Really, I was stunned how true to the book the movie was, and Sacks while acknowledging that some liberties were taken with the facts, stated he was thrilled with how the movie got the feelings, the emotions right.
There were, of course, some differences. I can, for the most part, understand why the differences were made for the movie, which I enjoyed even more the second time around. One, as Sacks notes, there was no major "Awakening" one night of all the patients. The patients were all given L-Dopa at various time spanning at least a couple of months. However, Sacks said this moment captured the feeling of what it was like to watch a patient who had been unresponsive for decades walk, talk, eat, laugh and interact with the world. One minor detail also is why L-Dopa was started: It was, indeed, very expensive when the drug first came out but by 1969, the price had fallen enough to make a wide testing feasible. Again, minor point and the solidarity of the staff made for a great moment.

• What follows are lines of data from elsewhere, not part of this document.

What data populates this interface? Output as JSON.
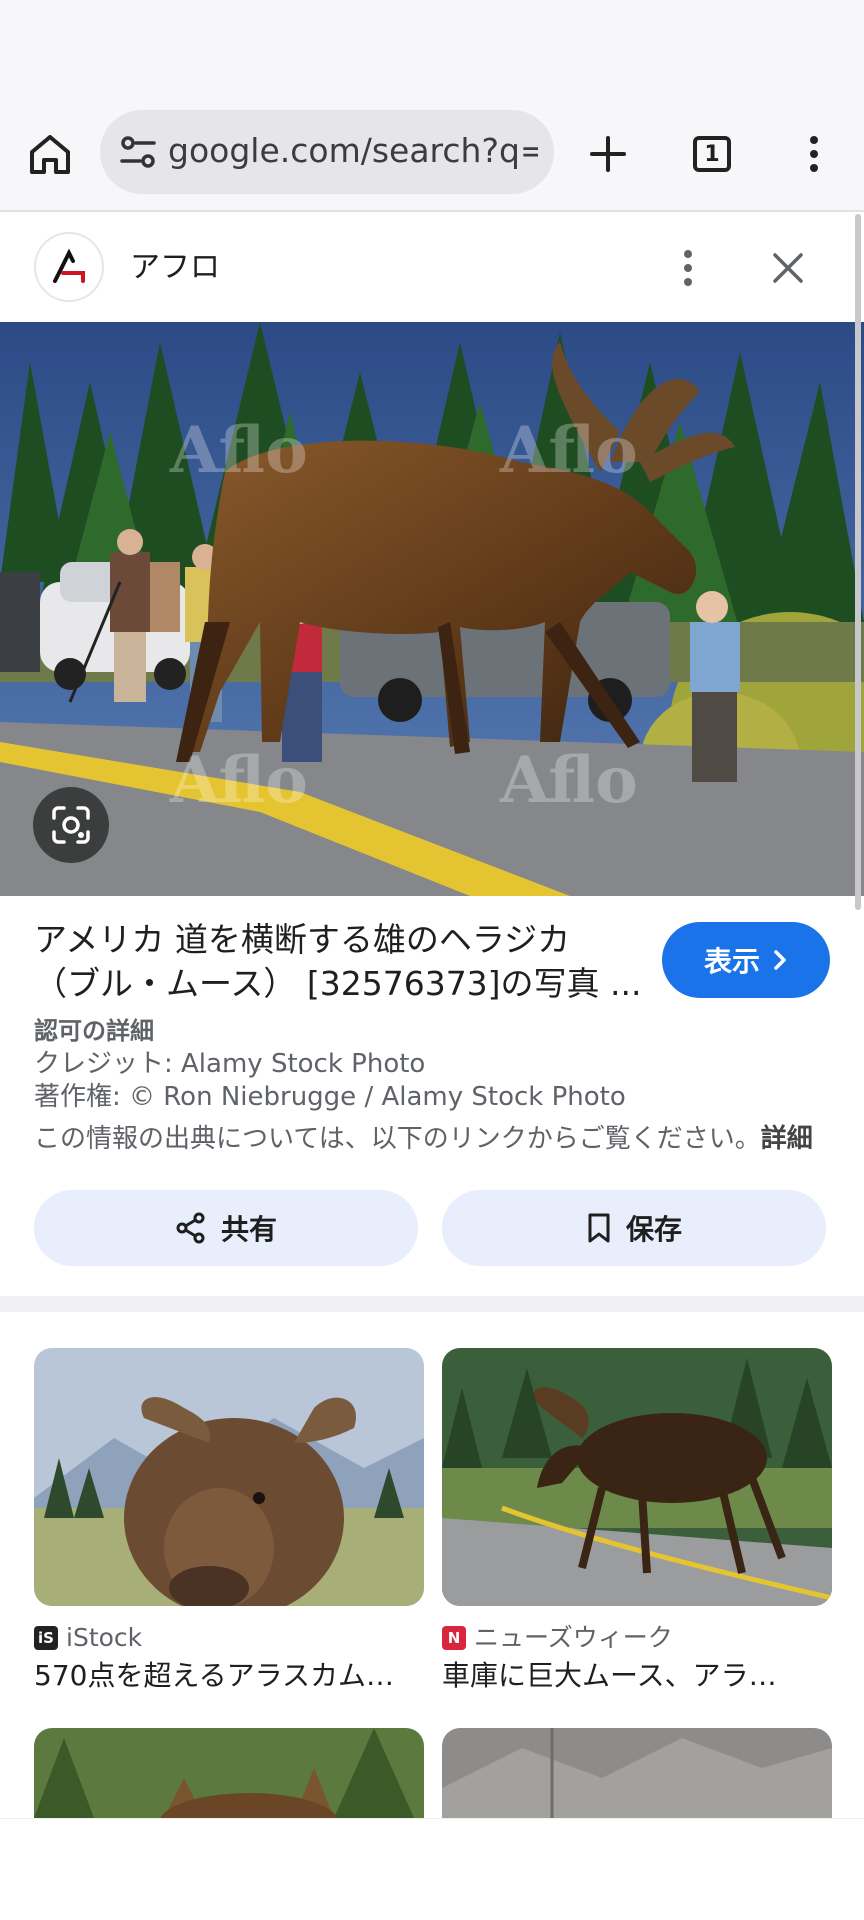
{
  "browser": {
    "url_text": "google.com/search?q=ア",
    "tab_count": "1"
  },
  "result": {
    "site_name": "アフロ",
    "title_line1": "アメリカ 道を横断する雄のヘラジカ",
    "title_line2": "（ブル・ムース） [32576373]の写真 ...",
    "visit_label": "表示",
    "license_heading": "認可の詳細",
    "credit": "クレジット: Alamy Stock Photo",
    "copyright": "著作権: © Ron Niebrugge / Alamy Stock Photo",
    "source_note": "この情報の出典については、以下のリンクからご覧ください。",
    "source_more": "詳細",
    "share_label": "共有",
    "save_label": "保存",
    "watermark": "Aflo"
  },
  "related": [
    {
      "source": "iStock",
      "caption": "570点を超えるアラスカム…"
    },
    {
      "source": "ニューズウィーク",
      "caption": "車庫に巨大ムース、アラ…"
    }
  ],
  "colors": {
    "accent": "#1a73e8",
    "action_bg": "#e8eefb",
    "istock": "#222222",
    "newsweek": "#d7263d"
  }
}
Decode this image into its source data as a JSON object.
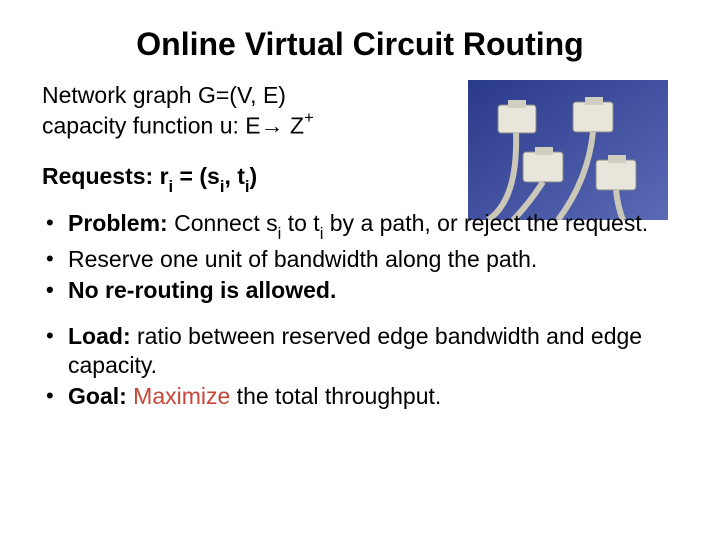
{
  "title": "Online Virtual Circuit Routing",
  "intro": {
    "line1_a": "Network graph G=(V, E)",
    "line2_a": "capacity function u: E",
    "line2_arrow": "→",
    "line2_b": " Z",
    "line2_sup": "+"
  },
  "requests": {
    "label_a": "Requests: ",
    "r": "r",
    "sub_i": "i",
    "eq": " = (s",
    "comma": ", t",
    "close": ")"
  },
  "bullets_a": {
    "b1_label": "Problem:",
    "b1_a": " Connect s",
    "b1_b": " to t",
    "b1_c": " by a path, or reject the request.",
    "b2": "Reserve one unit of bandwidth along the path.",
    "b3": "No re-routing is allowed."
  },
  "bullets_b": {
    "b4_label": "Load:",
    "b4_text": " ratio between reserved edge bandwidth and edge capacity.",
    "b5_label": "Goal:",
    "b5_a": " ",
    "b5_max": "Maximize",
    "b5_rest": " the total throughput."
  },
  "image_alt": "network-cables-photo"
}
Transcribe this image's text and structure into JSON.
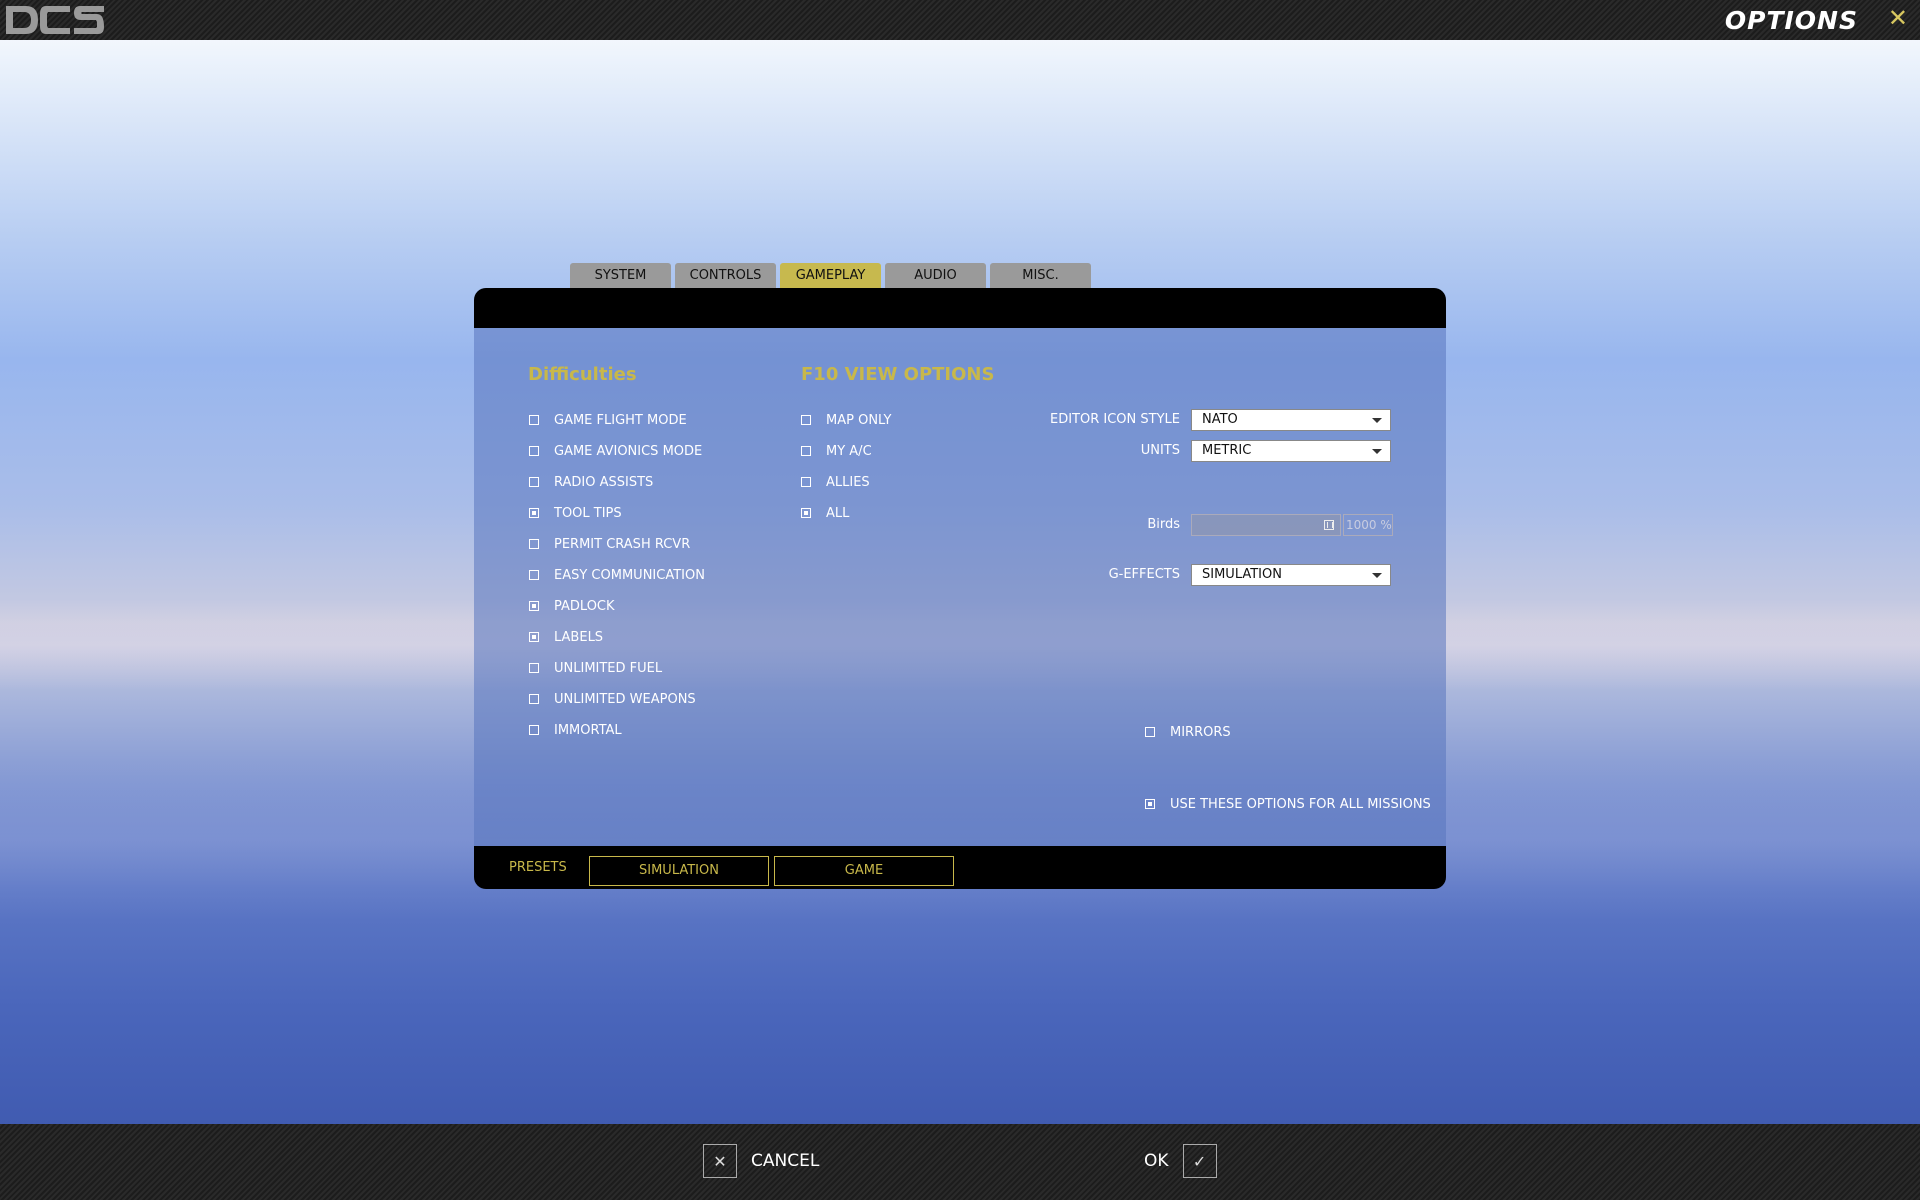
{
  "window": {
    "title": "OPTIONS",
    "close_glyph": "✕",
    "logo_name": "dcs-logo"
  },
  "tabs": [
    {
      "label": "SYSTEM",
      "active": false
    },
    {
      "label": "CONTROLS",
      "active": false
    },
    {
      "label": "GAMEPLAY",
      "active": true
    },
    {
      "label": "AUDIO",
      "active": false
    },
    {
      "label": "MISC.",
      "active": false
    }
  ],
  "difficulties": {
    "title": "Difficulties",
    "items": [
      {
        "label": "GAME FLIGHT MODE",
        "checked": false
      },
      {
        "label": "GAME AVIONICS MODE",
        "checked": false
      },
      {
        "label": "RADIO ASSISTS",
        "checked": false
      },
      {
        "label": "TOOL TIPS",
        "checked": true
      },
      {
        "label": "PERMIT CRASH RCVR",
        "checked": false
      },
      {
        "label": "EASY COMMUNICATION",
        "checked": false
      },
      {
        "label": "PADLOCK",
        "checked": true
      },
      {
        "label": "LABELS",
        "checked": true
      },
      {
        "label": "UNLIMITED FUEL",
        "checked": false
      },
      {
        "label": "UNLIMITED WEAPONS",
        "checked": false
      },
      {
        "label": "IMMORTAL",
        "checked": false
      }
    ]
  },
  "f10": {
    "title": "F10 VIEW OPTIONS",
    "items": [
      {
        "label": "MAP ONLY",
        "checked": false
      },
      {
        "label": "MY A/C",
        "checked": false
      },
      {
        "label": "ALLIES",
        "checked": false
      },
      {
        "label": "ALL",
        "checked": true
      }
    ]
  },
  "settings": {
    "editor_icon_style": {
      "label": "EDITOR ICON STYLE",
      "value": "NATO"
    },
    "units": {
      "label": "UNITS",
      "value": "METRIC"
    },
    "birds": {
      "label": "Birds",
      "value": "1000 %"
    },
    "g_effects": {
      "label": "G-EFFECTS",
      "value": "SIMULATION"
    },
    "mirrors": {
      "label": "MIRRORS",
      "checked": false
    },
    "use_for_all": {
      "label": "USE THESE OPTIONS FOR ALL MISSIONS",
      "checked": true
    }
  },
  "presets": {
    "label": "PRESETS",
    "buttons": [
      "SIMULATION",
      "GAME"
    ]
  },
  "bottom": {
    "cancel_label": "CANCEL",
    "cancel_glyph": "✕",
    "ok_label": "OK",
    "ok_glyph": "✓"
  },
  "colors": {
    "accent": "#c8b84a",
    "active_tab": "#c7b94e",
    "inactive_tab": "#9a9a9a"
  }
}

The only major difference I saw between the book and movie that bothered me a little were the reactions of the patients to L-Dopa, although I will confess I honestly don't know how they could have done this more honestly without making a four-hour movie or making it very confusing for the viewer. In the movie, L-Dopa is shown to wear off in a way (at least that is the impression I got), and all the patients eventually reverted back to their inert state. I was left with the impression the first time around was that L-Dopa was ultimately a failure. What actually happened is a heck of a lot more complicated. The truth is, the response to L-Dopa was all over the map. A couple of the patients responded extremely well to it, and were able to live out more or less normal lives. A few patients responded well at first, then developed other problems but with a dose adjustment managed to strike a medium between being catatonic and flying off the walls, having uncontrollable tics or other complications related to the drug. Some, after a period of "awakening" went on to develop complications that, even with adjustments, never entirely went away. These patients tended to develop a sensitivity to L-Dopa. Some developed coping mechanisms, but others were left to struggle with tics, uncontrolled movements, sleeplessness, emotional outbursts and more. And for a couple of patients there was no therapeutic benefit at all; Sacks described one of those cases as "catastrophic" and you could tell from his writing he really questioned himself and his tests after this sad case.

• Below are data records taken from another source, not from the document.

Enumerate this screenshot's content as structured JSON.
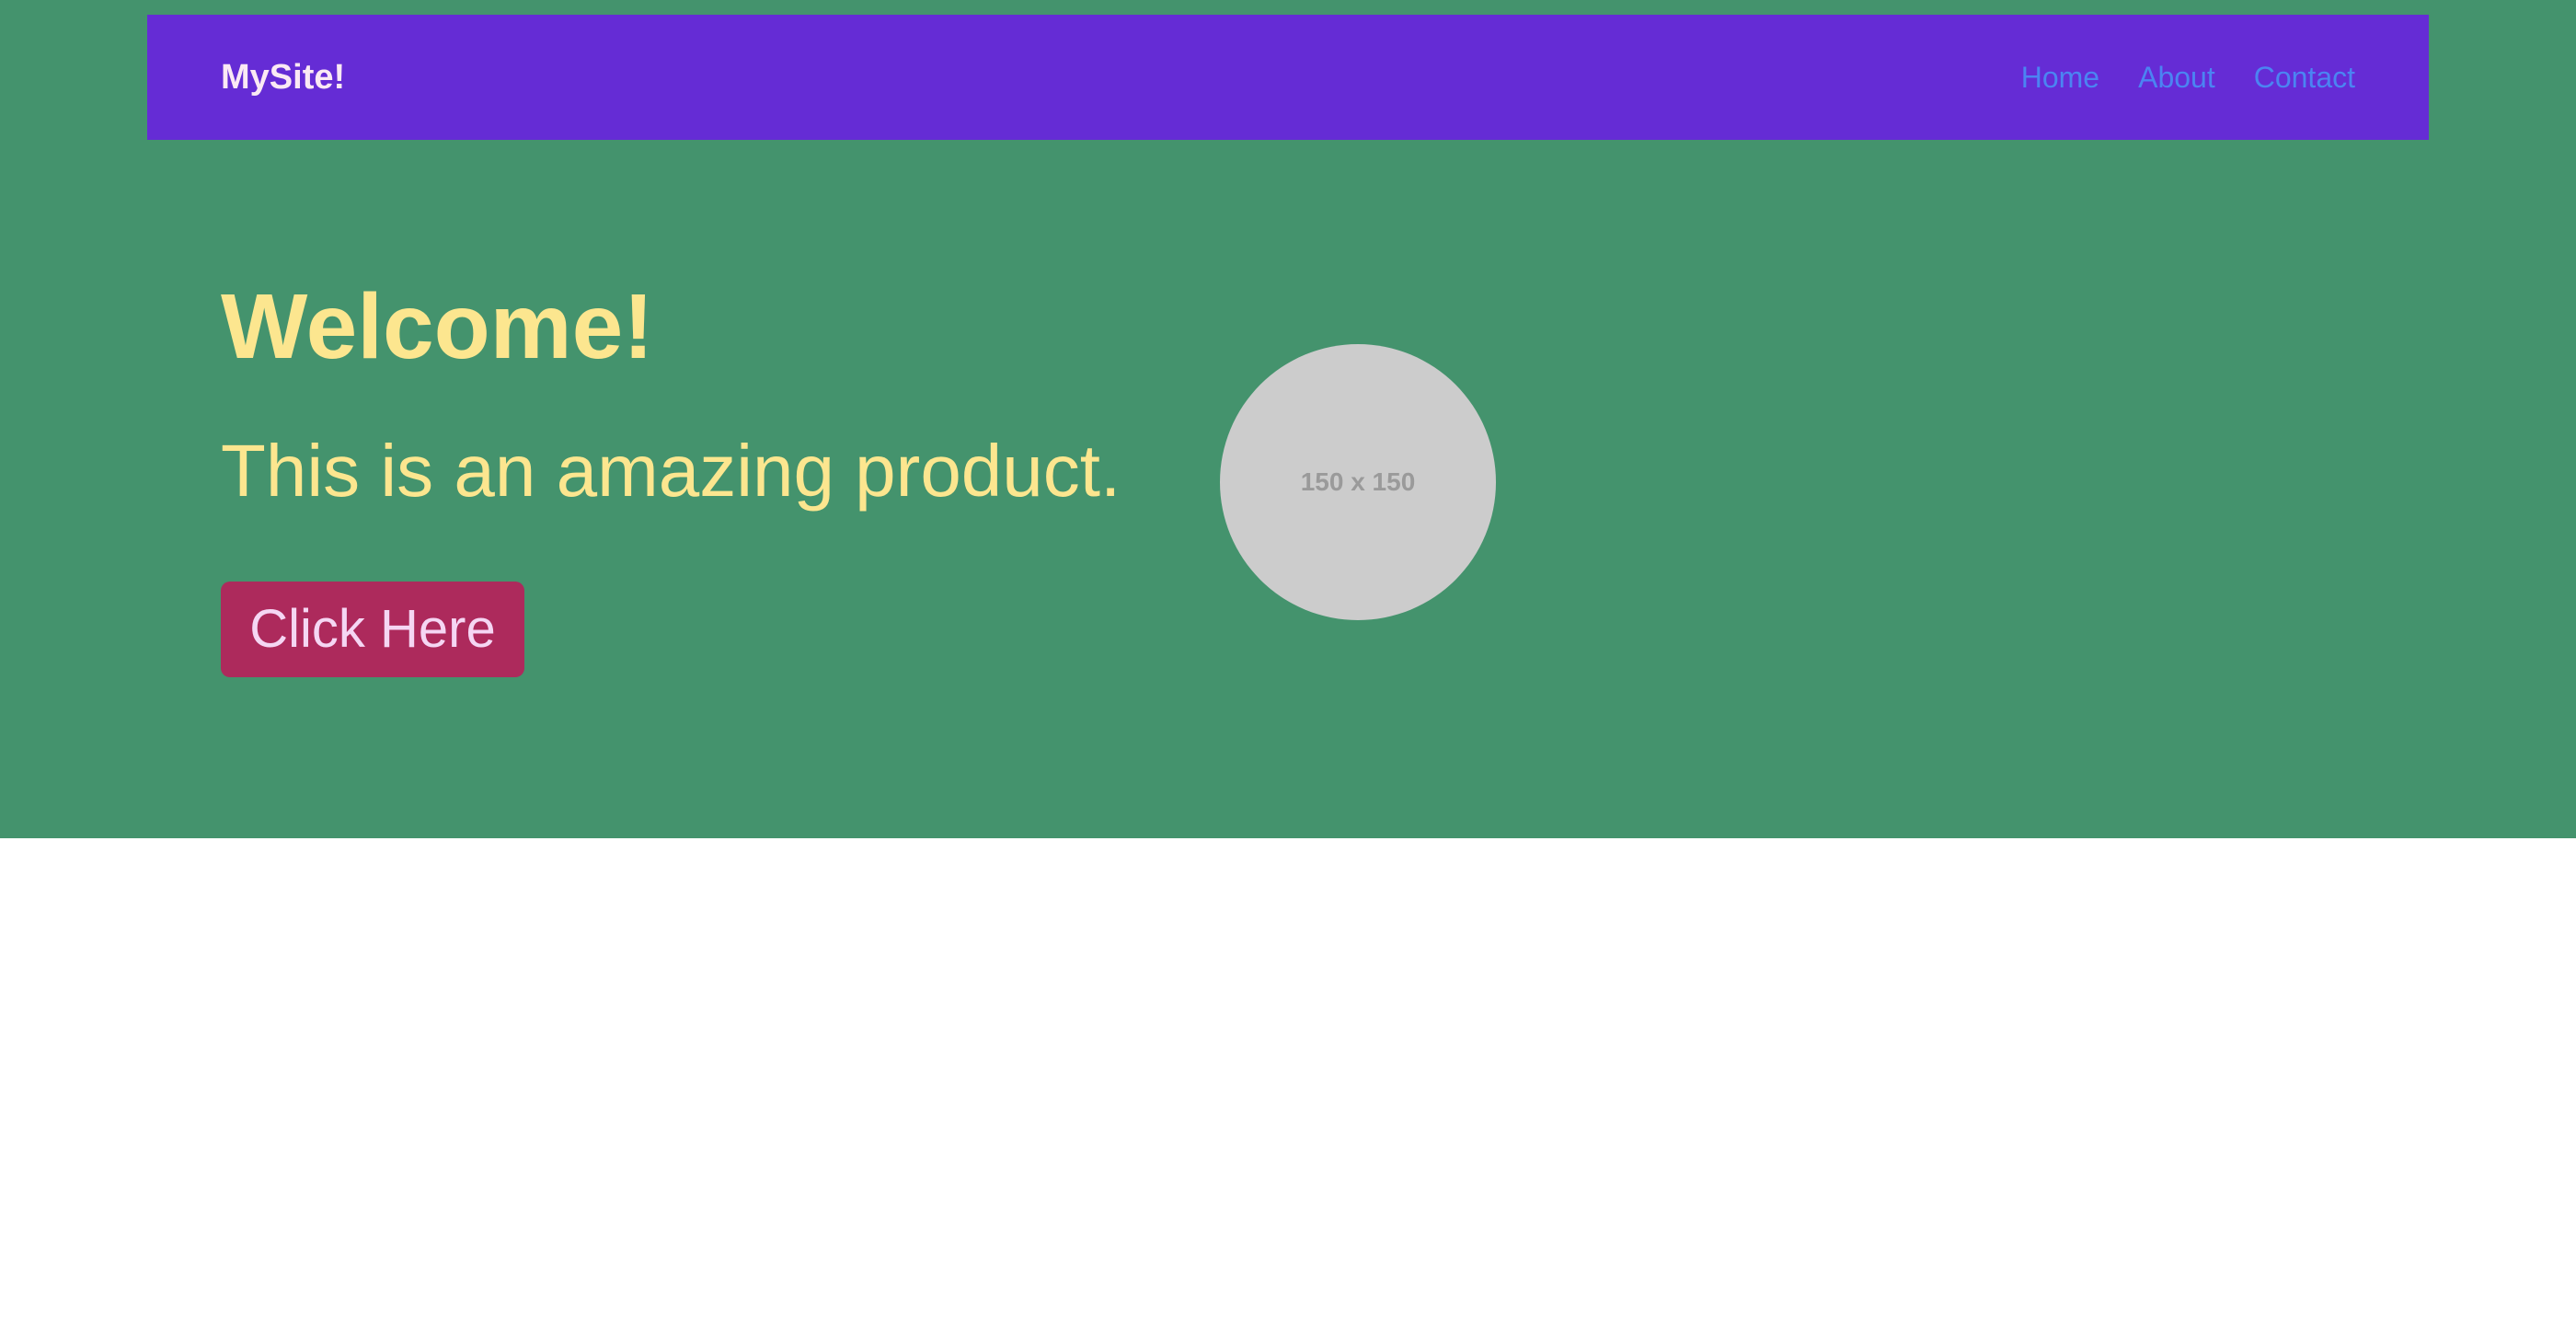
{
  "navbar": {
    "brand": "MySite!",
    "links": [
      {
        "label": "Home"
      },
      {
        "label": "About"
      },
      {
        "label": "Contact"
      }
    ]
  },
  "hero": {
    "title": "Welcome!",
    "subtitle": "This is an amazing product.",
    "cta_label": "Click Here",
    "image_placeholder_text": "150 x 150"
  },
  "colors": {
    "hero_background": "#44936d",
    "navbar_background": "#652cd5",
    "brand_text": "#fbe9f4",
    "nav_link": "#4b84f2",
    "hero_text": "#fce68f",
    "button_background": "#ad2a5c",
    "button_text": "#f5d6f3",
    "placeholder_background": "#cccccc",
    "placeholder_text": "#9a9a9a",
    "page_background": "#ffffff"
  }
}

So I guess my final verdict is this: both the movie and the book are excellent. Do understand the movie, by necessity, does take some liberties with the facts (and it even advertises itself as a fictionalized version of events so there's no intentional ploy at dishonesty here). I do recommend, if possible, that people read the book first because there are so many details in the movie that come from real life.
Currently reading: Brave New World, by Aldous Huxley.